TO DO: Reproduce the records precisely. Every line should be included.

DATA TO PROCESS:
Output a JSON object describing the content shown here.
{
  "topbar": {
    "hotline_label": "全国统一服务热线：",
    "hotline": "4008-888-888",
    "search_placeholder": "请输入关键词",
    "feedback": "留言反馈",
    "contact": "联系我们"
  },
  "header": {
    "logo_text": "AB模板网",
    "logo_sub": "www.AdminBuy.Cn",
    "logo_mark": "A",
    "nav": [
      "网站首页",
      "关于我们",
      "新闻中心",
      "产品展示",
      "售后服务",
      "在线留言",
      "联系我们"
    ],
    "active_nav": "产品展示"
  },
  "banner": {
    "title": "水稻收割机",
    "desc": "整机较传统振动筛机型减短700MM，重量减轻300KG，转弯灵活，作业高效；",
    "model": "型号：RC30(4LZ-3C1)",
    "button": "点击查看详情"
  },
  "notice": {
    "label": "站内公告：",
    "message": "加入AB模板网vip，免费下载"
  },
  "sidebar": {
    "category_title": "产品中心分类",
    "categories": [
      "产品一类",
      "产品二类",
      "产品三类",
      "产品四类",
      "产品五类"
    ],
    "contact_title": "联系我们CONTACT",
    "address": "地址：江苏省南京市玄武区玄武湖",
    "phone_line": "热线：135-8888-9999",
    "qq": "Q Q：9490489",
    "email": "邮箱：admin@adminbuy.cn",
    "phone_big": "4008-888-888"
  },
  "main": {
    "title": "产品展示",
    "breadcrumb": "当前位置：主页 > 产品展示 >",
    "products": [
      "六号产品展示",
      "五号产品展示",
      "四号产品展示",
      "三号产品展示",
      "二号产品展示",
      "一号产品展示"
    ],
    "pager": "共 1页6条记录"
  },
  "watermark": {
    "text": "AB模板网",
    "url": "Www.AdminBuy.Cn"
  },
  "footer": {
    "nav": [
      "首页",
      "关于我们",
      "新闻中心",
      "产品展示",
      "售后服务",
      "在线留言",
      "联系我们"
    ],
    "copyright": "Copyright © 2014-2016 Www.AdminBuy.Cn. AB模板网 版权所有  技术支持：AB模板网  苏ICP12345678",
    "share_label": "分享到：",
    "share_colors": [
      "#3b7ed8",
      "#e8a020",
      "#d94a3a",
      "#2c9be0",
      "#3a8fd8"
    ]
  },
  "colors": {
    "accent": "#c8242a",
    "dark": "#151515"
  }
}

RESULT FOR THIS TASK:
Output a JSON object describing the content shown here.
{
  "topbar": {
    "hotline_label": "全国统一服务热线：",
    "hotline": "4008-888-888",
    "search_placeholder": "请输入关键词",
    "feedback": "留言反馈",
    "contact": "联系我们"
  },
  "header": {
    "logo_text": "AB模板网",
    "logo_sub": "www.AdminBuy.Cn",
    "logo_mark": "A",
    "nav": [
      "网站首页",
      "关于我们",
      "新闻中心",
      "产品展示",
      "售后服务",
      "在线留言",
      "联系我们"
    ],
    "active_nav": "产品展示"
  },
  "banner": {
    "title": "水稻收割机",
    "desc": "整机较传统振动筛机型减短700MM，重量减轻300KG，转弯灵活，作业高效；",
    "model": "型号：RC30(4LZ-3C1)",
    "button": "点击查看详情"
  },
  "notice": {
    "label": "站内公告：",
    "message": "加入AB模板网vip，免费下载"
  },
  "sidebar": {
    "category_title": "产品中心分类",
    "categories": [
      "产品一类",
      "产品二类",
      "产品三类",
      "产品四类",
      "产品五类"
    ],
    "contact_title": "联系我们CONTACT",
    "address": "地址：江苏省南京市玄武区玄武湖",
    "phone_line": "热线：135-8888-9999",
    "qq": "Q Q：9490489",
    "email": "邮箱：admin@adminbuy.cn",
    "phone_big": "4008-888-888"
  },
  "main": {
    "title": "产品展示",
    "breadcrumb": "当前位置：主页 > 产品展示 >",
    "products": [
      "六号产品展示",
      "五号产品展示",
      "四号产品展示",
      "三号产品展示",
      "二号产品展示",
      "一号产品展示"
    ],
    "pager": "共 1页6条记录"
  },
  "watermark": {
    "text": "AB模板网",
    "url": "Www.AdminBuy.Cn"
  },
  "footer": {
    "nav": [
      "首页",
      "关于我们",
      "新闻中心",
      "产品展示",
      "售后服务",
      "在线留言",
      "联系我们"
    ],
    "copyright": "Copyright © 2014-2016 Www.AdminBuy.Cn. AB模板网 版权所有  技术支持：AB模板网  苏ICP12345678",
    "share_label": "分享到：",
    "share_colors": [
      "#3b7ed8",
      "#e8a020",
      "#d94a3a",
      "#2c9be0",
      "#3a8fd8"
    ]
  },
  "colors": {
    "accent": "#c8242a",
    "dark": "#151515"
  }
}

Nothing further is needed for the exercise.